The National Unity Government (NUG) of Myanmar should appoint an ethnic Rohingya representative to help it implement and expand upon its new policy on the rights of Rohingya people, human rights NGO Fortify Rights has said.
The NUG has issued a new 'Policy Position on the Rohingya in Rakhine State', acknowledging the rights of the Rohingya and the atrocities they faced in Myanmar.
The statement represents a monumental shift from the persecution of the Rohingya by the military junta as well as previous governments, which routinely denied their existence as well as evidence of mass atrocity crimes they suffered, according to Fortify Rights.
“This is an important moment for the Rohingya people and Myanmar as a whole,” said Matthew Smith, Chief Executive Officer of Fortify Rights, on Thursday.
“This new policy establishes a foundation for the future realisation of Rohingya rights in Myanmar, and for a more unified path to democracy.”
The statement commits the NUG to ensuring justice and accountability for crimes against the Rohingya in Myanmar.

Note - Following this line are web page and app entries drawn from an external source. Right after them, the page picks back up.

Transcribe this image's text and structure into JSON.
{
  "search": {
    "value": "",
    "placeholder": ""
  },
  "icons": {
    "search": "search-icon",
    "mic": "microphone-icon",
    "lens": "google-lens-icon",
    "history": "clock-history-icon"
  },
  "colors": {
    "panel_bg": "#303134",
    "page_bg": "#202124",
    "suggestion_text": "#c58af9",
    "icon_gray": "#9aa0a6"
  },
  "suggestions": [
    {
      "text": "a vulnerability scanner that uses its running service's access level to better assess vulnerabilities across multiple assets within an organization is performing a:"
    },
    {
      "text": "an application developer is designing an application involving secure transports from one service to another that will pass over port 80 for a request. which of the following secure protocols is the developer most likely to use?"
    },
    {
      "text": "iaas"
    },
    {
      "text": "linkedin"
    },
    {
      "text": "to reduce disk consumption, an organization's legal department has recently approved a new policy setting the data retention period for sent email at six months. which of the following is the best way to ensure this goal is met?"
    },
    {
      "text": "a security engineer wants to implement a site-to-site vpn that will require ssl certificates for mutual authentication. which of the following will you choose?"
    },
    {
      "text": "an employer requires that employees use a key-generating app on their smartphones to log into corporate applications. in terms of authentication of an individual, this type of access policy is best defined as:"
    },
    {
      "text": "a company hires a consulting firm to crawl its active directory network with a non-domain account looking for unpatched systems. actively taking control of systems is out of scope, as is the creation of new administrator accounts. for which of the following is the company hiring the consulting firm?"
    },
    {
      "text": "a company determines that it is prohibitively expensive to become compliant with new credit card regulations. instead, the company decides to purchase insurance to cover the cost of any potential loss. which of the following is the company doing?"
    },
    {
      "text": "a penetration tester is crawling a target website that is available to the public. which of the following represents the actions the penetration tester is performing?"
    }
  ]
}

“We will actively seek justice and accountability for all crimes committed by the military against the Rohingya and all other people of Myanmar throughout our history,” the statement read.
“We intend, if necessary, to initiate processes to grant (the) International Criminal Court jurisdiction over crimes committed within Myanmar against the Rohingya and other communities.”
The NUG is committed to "abolishing" the National Verification Card process, which is coercive and requires the Rohingya to identify as foreigners.
The NUG has further committed to ensuring citizenship rights based “on birth in Myanmar or birth anywhere as a child of Myanmar citizens", which would effectively restore or grant full citizenship rights of all Rohingya people and others.
The NUG has also affirmed its commitment to “voluntary, safe, and dignified repatriation” of Rohingya refugees to Rakhine State.
The NUG cabinet currently does not include any Rohingya representatives. Established on April 16 by elected legislators and others ousted in the February 1 military coup d’état, the NUG has 26 ministers and four executives, including State Counsellor Aung San Suu Kyi and President Win Myint, who both remain imprisoned by the junta.
“The NUG should appoint a Rohingya envoy to liaise with Rohingya people and to ensure Rohingya concerns are adequately represented and addressed by the cabinet,” said Matthew Smith. “This new policy is a positive first step in that direction.
In addition to appointing a Rohingya representative, the NUG should continue to prioritise meaningful consultation with Rohingya people globally, including Rohingya women, said Fortify Rights.